A few months ago our son came across an old video of ours in a box. It was taken in our house in Bethlehem, PA a few years before he was born. In it you could see much younger versions of Sage and I spending time on the computer and lots of footage of our old house. Looking back, I think that while it was not huge – a bit over 1400 square feet with additional storage provided by an unfinished basement – we had the least amount of stuff we’d ever owned. This is due in equal part to our just starting out as a couple and our terrible money management skills. At the same time it was one of the messiest times of our lives. This was in great part due to our having had eight cats but also in great part from the fact that neither of us wanted to do any household chores.

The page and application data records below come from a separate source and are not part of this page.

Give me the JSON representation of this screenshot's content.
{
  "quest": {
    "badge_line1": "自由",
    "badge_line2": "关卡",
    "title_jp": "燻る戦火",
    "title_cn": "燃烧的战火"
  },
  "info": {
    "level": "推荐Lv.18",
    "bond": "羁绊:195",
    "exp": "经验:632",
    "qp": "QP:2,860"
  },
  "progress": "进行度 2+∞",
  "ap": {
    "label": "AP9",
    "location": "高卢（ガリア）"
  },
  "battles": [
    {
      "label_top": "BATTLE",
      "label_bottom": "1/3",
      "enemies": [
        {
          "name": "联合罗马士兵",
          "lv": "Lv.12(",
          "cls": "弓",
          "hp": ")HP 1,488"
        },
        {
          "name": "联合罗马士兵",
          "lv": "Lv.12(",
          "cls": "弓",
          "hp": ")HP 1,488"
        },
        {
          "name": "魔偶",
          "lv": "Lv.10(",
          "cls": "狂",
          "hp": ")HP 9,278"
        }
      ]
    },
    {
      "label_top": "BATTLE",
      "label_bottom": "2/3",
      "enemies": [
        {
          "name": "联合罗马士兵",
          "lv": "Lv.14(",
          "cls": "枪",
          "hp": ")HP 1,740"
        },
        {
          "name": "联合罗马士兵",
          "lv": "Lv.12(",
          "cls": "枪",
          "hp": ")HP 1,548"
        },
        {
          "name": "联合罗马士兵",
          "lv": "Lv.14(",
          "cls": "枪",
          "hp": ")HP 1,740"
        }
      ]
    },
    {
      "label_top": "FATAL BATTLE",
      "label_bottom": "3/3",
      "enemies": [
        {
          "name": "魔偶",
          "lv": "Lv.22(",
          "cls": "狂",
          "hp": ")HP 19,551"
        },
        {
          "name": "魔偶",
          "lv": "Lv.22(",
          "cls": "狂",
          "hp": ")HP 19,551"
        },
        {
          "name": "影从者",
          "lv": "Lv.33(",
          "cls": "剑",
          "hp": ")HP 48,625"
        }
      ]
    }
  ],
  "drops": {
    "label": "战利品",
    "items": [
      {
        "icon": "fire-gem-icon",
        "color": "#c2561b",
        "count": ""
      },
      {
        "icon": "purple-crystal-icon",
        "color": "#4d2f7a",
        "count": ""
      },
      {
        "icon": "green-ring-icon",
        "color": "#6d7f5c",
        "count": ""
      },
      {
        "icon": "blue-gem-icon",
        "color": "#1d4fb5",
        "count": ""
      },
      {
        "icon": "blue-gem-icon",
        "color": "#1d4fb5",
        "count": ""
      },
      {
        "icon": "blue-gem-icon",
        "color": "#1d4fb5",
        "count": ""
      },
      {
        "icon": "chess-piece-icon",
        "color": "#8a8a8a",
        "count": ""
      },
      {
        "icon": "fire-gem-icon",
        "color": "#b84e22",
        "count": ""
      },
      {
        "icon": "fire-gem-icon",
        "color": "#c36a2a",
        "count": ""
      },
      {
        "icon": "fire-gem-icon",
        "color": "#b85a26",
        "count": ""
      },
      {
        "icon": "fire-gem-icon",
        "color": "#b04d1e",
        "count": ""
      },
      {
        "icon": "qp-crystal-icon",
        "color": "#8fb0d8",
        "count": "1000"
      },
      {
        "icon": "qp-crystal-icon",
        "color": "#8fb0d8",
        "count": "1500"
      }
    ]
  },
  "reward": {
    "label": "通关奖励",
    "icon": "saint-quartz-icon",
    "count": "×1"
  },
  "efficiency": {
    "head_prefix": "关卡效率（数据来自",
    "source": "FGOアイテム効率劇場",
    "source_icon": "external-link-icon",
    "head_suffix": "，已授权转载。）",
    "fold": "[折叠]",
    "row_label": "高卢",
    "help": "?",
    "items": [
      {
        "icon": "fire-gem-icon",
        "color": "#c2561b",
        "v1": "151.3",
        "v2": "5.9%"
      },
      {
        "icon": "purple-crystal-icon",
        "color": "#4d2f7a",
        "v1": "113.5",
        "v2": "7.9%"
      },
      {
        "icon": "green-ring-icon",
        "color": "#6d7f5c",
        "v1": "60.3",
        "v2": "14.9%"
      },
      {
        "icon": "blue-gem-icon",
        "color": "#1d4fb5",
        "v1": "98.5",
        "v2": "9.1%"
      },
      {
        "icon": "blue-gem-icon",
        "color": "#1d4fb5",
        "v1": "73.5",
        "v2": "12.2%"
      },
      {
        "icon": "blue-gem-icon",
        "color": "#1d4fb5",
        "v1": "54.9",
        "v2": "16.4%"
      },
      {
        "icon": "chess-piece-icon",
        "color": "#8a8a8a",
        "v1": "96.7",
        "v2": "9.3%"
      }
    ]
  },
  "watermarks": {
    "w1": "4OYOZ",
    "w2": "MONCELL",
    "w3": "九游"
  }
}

Things improved a bit when we became parents but there was still a great deal of clutter, and we still weren’t great at money management. We made good money, and always had enough just after getting paid, but the closer we got to the next payday the worse off we’d be. Rather than budgeting, we would just use our balance to determine whether or not we could spend more or go out to dinner. Fortunately for us we didn’t have any credit cards so we were always just a few days away from being completely fine and even reforming our habits by spending less. Possibly the worst example of this was when we suspected that Sage was pregnant and we were both very excited. On the other hand, we weren’t going to get paid for a few more days. We wanted a pregnancy test because we really wanted to know but we had spent nearly everything we had. And so, we grabbed a few CDs, headed over to the used CD store and sold them – then we went next door and bought the test. (and it was positive – in a few months we’d be parents and our lives would change forever).
In the intervening years our experiences with household management waxed and waned in levels of financial responsibility and avoidance of mess. For a couple of years we moved in to a 300 square foot yurt in the woods where even at its messiest we could have it completely tidy in 30 min. At that time, both of us were also working very little so we could both be at-home parents as much as possible. The result is that we were able to live on as little as $300/month. We lived without electricity, running water, heated with wood I gathered and cut, and without a fridge, we couldn’t buy lots of prepared foods so I cooked most things from scratch: dried beans, fresh veggies bought a few days before with occasional fish that would be cooked as soon as we brought it home since we couldn’t keep it cool. Many of those things we bartered for so we didn’t even need money for that.
In those years we did really well with money and household management in great part because we minimized the number of things we had to manage. It was the ideal path for us at the time as having little to manage and little need for work meant we could spend a great deal of time together as a family.
After that time, though, we eventually moved back in to a more conventional situation with an apartment and with my having a full time job. With all that came some of the old challenges, albeit much less severe. Money was generally better though with a small child, keeping the house clean was more challenging than ever.
A couple of things addressed both issues:
Much of our problem with keeping a tidy house had to do with our feeling there were so many better things to do together than clean. About 10 years ago, we came across a fantastic idea: We loved playing cards, backgammon, and other board games. We would now add gambling to the mix. We would sit down on an evening or weekend and start a game with the loser obligated to do a chore that was determined before the game. The person who wasn’t working would read aloud to the other person to entertain them. The chores wouldn’t be long, tedious ones – they would be small ones like “Sweep and mop the kitchen” or “clean the toilet.” The change was almost immediate. We love playing games and the “high stakes” made it more fun.
As for money management, this one is a relatively recent change. We’ve experimented before with each of us having an “allowance” – a set amount of spending money that we could use in a week. This is intended to keep our variable expenses – mostly dining out – to a minimum. In reality, though, it rarely lasted. One or the other of us would find ourselves out in the world with no more allowance left but ravenously hungry and head for a restaurant where we’d overspend and then the idea would just fade away for a while.
But a recent change to this has really changed this for the better. The tweaks we made are:
- Reduce the allowance to an amount a little below what we might actually spend in a week. Right now that amount is $25 but it may drop further based on the success of the other point.
- We created a list of routine chores from cleaning the fridge to washing the dishes to going grocery shopping and gave them small financial rewards. We get $0.35 added to that week’s allowance for loading and unloading the dishwasher, a full grocery trip gets the person doing it $2. Making dinner gets me (it’s almost always me) $3 – which is far cheaper than a dinner out would be.
- We encourage not spending by allowing us to carry over half of what’s left at the end of the week to the next week and then adding that week’s $25 to it.
The result is that we now find ourselves seeing where we’re at allowance-wise, seeing that if we want to grab a fancy coffee we might need more money and then doing a small series of necessary chores to get the money to do it. The house ends up cleaner, we spend less, and we have fun doing it. This combination of playing games for chores, having an allowance and then supplementing that allowance with more chores has resulted in our having the best home/money/leisure balance we’ve ever had.